On Tue, Dec 22, 2015 at 3:38 PM, Robert Haas <robertmh...@gmail.com> wrote: > In my opinion a term more closely coupled to the concrete syntax would > be easier to understand. I have no objection to referring to the > *process* of trying to deduce a suitable index from the ON CONFLICT > clause as "inference". But calling the ON CONFLICT clause an > "inference specification" is, in my opinion, an unnecessary oblique > way of referring to it. If you renamed InferenceElem to > InsertOnConflictElem, I think that would be strictly more clear.

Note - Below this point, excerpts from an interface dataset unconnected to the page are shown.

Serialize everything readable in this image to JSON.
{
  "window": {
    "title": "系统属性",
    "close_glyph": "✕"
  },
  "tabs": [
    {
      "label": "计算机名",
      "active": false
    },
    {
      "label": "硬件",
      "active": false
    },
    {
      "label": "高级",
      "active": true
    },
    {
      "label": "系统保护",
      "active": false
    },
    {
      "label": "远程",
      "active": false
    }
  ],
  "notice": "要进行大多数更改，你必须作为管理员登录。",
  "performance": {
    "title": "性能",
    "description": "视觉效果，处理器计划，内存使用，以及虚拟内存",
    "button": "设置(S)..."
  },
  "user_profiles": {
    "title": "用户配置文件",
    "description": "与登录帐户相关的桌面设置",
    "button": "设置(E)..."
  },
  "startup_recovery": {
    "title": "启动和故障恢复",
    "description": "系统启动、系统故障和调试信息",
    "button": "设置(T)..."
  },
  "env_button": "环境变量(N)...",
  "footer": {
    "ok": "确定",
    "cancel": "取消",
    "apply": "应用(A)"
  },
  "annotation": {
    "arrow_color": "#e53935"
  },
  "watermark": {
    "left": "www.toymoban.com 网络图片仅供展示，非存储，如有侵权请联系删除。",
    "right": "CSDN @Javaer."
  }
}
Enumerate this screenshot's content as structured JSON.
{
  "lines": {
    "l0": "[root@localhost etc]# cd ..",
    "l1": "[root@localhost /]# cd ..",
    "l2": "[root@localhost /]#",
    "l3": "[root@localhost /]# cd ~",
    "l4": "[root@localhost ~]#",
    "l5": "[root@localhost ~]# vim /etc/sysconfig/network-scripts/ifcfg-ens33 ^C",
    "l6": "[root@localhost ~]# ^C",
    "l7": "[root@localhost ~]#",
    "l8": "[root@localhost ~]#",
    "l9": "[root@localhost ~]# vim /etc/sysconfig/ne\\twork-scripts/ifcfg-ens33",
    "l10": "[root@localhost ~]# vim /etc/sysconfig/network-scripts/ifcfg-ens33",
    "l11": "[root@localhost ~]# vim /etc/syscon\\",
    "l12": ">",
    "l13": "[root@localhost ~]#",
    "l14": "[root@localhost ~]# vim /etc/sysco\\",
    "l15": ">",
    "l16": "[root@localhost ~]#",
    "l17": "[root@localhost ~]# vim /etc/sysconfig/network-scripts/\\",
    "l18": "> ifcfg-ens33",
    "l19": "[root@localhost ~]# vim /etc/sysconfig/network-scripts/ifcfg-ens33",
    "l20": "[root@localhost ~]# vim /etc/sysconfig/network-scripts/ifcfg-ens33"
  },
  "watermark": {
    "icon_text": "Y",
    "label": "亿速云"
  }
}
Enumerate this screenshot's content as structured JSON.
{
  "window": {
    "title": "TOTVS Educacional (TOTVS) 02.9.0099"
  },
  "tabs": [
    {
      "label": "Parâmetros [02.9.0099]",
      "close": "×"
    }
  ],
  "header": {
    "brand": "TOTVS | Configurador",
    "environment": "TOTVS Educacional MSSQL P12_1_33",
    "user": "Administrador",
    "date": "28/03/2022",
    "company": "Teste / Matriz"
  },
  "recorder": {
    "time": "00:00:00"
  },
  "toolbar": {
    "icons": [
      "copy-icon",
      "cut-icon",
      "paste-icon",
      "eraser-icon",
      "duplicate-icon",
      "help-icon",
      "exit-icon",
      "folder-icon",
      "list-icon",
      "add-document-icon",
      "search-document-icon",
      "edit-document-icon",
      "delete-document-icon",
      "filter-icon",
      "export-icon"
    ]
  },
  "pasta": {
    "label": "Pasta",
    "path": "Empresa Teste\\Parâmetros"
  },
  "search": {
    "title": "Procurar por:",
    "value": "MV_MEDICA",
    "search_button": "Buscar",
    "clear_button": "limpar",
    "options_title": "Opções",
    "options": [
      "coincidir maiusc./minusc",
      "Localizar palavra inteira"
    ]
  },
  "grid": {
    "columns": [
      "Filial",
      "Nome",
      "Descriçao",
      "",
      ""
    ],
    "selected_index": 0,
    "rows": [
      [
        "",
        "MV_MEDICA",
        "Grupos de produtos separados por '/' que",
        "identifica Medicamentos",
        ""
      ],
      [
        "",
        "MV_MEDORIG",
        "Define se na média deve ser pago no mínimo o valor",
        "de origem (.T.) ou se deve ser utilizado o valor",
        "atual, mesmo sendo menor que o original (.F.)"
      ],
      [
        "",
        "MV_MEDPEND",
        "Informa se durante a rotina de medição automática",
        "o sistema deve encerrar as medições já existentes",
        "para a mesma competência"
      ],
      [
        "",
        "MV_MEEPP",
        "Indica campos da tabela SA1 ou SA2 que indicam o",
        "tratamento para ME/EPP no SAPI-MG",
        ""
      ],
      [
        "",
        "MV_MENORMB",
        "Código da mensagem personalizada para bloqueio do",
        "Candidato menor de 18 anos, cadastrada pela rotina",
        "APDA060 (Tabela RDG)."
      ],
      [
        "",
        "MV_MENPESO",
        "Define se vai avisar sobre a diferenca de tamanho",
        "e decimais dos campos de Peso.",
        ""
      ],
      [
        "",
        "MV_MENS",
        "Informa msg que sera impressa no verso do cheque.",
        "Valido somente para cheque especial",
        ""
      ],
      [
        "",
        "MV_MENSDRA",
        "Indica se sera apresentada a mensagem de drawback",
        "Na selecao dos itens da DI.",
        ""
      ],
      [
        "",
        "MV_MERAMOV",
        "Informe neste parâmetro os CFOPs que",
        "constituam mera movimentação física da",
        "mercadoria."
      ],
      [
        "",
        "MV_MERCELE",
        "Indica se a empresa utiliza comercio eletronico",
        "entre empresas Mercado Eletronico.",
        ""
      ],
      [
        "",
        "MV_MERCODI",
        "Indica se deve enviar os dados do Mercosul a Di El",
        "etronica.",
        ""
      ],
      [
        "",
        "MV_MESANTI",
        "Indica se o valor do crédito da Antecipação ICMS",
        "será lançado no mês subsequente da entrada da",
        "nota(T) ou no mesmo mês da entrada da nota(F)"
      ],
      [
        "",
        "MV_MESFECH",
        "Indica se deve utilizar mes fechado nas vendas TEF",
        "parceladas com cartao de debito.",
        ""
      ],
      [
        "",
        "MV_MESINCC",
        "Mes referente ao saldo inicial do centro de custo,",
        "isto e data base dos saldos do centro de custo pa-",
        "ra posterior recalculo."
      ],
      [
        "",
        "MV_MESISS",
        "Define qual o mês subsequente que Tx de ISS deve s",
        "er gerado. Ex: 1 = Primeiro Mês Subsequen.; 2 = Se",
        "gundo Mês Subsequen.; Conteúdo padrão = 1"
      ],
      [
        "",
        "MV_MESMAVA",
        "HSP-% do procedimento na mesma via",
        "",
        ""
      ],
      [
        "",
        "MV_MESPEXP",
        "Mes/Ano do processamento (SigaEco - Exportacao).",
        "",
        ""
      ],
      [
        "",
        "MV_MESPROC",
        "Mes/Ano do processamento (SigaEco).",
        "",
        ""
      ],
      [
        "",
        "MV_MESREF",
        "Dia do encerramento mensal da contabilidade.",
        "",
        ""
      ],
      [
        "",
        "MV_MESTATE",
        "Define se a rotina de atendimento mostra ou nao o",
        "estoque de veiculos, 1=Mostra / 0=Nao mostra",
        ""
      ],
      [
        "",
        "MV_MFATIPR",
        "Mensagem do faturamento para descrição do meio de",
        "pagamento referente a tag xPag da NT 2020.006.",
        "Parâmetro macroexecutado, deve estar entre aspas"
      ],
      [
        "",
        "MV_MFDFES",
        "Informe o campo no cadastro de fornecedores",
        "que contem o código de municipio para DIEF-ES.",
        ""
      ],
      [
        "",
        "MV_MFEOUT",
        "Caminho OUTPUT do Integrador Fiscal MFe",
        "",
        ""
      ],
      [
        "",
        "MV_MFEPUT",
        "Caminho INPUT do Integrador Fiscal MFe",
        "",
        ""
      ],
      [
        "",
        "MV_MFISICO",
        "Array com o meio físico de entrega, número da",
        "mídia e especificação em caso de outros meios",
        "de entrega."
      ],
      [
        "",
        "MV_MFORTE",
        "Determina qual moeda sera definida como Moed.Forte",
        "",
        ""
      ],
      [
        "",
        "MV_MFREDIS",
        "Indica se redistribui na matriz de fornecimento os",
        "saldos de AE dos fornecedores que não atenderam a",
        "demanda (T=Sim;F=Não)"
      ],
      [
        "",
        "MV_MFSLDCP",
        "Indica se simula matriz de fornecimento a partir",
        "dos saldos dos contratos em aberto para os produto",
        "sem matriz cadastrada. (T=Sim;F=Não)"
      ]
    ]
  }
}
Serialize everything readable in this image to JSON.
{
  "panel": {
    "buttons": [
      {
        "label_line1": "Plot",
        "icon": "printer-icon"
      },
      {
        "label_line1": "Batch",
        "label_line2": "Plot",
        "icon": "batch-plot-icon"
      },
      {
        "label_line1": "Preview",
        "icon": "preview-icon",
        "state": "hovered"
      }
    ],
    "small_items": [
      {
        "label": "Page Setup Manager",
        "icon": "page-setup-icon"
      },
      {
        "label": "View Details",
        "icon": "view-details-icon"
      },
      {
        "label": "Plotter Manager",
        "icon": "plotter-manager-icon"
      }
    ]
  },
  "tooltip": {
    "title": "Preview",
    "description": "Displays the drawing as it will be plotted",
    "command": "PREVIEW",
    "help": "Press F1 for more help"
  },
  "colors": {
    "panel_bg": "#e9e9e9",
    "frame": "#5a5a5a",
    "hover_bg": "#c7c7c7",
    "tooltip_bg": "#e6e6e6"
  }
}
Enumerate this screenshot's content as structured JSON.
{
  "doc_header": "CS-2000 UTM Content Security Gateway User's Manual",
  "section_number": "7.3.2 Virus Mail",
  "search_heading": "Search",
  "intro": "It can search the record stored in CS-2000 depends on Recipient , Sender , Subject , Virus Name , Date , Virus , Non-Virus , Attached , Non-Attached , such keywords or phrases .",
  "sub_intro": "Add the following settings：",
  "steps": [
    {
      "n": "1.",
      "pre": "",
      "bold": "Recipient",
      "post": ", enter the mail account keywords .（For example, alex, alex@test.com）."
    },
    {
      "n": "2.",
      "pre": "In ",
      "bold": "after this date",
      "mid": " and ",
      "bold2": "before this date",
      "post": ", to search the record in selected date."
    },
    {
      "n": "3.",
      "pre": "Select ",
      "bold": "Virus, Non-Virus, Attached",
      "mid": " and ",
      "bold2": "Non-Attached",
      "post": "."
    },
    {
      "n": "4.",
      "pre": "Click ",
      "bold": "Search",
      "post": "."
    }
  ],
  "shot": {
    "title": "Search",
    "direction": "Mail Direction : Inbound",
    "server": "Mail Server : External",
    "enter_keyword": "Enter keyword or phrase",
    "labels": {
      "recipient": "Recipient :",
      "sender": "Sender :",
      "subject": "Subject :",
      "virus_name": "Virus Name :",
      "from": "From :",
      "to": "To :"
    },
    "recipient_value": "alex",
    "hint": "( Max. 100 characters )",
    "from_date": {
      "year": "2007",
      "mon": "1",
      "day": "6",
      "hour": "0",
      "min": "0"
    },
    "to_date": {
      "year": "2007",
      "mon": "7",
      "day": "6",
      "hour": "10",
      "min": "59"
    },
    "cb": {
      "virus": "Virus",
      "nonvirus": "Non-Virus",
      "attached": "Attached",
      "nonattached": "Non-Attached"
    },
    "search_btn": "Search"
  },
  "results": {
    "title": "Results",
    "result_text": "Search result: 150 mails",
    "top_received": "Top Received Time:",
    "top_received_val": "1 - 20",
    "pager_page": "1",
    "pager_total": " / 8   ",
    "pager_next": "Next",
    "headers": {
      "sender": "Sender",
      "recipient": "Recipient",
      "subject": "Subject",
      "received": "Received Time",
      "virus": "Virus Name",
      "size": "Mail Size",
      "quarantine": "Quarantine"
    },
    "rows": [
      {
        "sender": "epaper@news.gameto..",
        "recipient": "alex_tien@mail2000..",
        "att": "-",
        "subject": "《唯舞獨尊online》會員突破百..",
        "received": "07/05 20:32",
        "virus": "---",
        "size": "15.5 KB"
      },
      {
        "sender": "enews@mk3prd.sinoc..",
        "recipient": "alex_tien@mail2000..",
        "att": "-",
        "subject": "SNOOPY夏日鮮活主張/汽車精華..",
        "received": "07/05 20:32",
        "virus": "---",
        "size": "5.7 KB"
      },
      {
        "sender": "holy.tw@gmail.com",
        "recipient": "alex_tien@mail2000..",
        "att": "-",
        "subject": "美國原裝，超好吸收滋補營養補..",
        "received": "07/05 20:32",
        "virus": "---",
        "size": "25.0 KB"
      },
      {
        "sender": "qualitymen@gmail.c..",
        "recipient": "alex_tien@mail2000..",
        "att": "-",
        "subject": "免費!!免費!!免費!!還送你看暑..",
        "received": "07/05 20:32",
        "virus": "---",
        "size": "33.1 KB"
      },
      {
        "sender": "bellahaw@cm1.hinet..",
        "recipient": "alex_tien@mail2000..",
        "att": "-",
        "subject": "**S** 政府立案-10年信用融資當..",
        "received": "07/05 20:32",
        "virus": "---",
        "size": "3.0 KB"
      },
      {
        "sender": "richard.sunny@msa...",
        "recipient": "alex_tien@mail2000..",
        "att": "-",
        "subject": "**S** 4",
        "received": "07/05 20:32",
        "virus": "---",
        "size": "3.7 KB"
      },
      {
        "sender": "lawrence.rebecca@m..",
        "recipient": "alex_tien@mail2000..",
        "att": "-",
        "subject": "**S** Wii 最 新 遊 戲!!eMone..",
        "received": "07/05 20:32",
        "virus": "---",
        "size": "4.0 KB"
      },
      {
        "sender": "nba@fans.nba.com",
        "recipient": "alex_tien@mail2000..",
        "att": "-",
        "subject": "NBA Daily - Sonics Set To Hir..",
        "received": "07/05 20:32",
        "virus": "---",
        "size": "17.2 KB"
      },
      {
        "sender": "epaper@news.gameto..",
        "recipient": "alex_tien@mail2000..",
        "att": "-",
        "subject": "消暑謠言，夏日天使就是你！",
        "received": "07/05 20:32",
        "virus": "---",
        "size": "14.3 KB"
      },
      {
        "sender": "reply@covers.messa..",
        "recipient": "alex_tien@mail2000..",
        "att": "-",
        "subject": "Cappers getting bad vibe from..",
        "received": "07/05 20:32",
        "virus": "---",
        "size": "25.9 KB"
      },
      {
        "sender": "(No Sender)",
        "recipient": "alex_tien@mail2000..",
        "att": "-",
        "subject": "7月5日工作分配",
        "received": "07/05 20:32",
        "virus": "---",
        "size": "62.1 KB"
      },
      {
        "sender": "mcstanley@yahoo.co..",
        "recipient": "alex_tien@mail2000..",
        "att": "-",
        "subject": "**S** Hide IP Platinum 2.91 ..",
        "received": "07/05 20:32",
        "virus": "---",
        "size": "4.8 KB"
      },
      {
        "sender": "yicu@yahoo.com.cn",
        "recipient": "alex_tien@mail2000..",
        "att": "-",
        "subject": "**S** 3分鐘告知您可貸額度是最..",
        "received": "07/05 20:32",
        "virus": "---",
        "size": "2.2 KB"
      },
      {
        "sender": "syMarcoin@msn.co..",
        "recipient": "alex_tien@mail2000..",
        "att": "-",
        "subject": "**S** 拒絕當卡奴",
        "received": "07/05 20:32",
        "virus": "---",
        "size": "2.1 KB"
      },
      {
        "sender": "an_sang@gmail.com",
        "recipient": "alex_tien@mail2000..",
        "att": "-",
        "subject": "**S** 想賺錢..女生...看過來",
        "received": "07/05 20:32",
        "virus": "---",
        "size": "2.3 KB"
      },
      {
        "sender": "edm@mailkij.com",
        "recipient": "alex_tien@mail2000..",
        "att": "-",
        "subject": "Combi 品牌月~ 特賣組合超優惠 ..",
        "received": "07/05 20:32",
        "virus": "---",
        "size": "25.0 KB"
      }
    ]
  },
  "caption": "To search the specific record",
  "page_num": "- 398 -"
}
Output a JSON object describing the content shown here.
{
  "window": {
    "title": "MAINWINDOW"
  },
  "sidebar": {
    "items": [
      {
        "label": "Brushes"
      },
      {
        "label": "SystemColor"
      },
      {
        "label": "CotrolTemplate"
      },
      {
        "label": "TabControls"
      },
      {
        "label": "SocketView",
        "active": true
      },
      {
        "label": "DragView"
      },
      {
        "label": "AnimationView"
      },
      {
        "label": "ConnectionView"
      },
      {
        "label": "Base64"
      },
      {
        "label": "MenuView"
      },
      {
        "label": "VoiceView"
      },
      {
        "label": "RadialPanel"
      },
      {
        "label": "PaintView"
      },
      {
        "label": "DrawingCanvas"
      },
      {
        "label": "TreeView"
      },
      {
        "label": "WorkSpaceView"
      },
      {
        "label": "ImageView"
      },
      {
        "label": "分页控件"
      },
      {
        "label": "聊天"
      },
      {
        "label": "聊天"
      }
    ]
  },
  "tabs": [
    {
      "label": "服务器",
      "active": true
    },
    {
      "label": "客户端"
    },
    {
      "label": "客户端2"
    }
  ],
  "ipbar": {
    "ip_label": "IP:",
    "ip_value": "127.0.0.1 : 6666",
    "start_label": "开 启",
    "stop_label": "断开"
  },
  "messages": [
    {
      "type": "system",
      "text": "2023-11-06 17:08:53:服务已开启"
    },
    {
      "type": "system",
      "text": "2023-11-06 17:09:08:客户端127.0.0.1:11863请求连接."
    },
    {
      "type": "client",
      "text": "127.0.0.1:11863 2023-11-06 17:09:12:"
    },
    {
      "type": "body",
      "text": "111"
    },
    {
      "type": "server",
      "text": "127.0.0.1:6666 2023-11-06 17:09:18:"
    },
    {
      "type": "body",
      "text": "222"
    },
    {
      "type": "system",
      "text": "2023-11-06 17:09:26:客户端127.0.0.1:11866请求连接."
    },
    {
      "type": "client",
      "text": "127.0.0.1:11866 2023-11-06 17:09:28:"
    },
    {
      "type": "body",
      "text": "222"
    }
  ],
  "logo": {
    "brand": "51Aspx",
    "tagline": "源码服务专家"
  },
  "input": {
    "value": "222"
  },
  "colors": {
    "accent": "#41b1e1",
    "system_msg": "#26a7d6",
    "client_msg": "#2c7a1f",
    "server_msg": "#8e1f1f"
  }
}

The documentation uses the term "unique index inference" to introduce the concept. It then uses "inference" as a shorthand a couple of times when the context is very well established. So I don't see that I've done that at all. As for the one user-visible error messages where the term "inference specification" is used, that message also has a hint that draws particular attention to what is meant: if (onConflictClause->action == ONCONFLICT_UPDATE && !infer) ereport(ERROR, (errcode(ERRCODE_SYNTAX_ERROR), errmsg("ON CONFLICT DO UPDATE requires inference specification or constraint name"), errhint("For example, ON CONFLICT (column_name)."), parser_errposition(pstate, exprLocation((Node *) onConflictClause)))); (There is one appearance of "inference specification" in a defensive elog() call). So I still don't understand why anyone takes issue with this. It's a total mystery to me. -- Peter Geoghegan -- Sent via pgsql-hackers mailing list (firstname.lastname@example.org) To make changes to your subscription: http://www.postgresql.org/mailpref/pgsql-hackers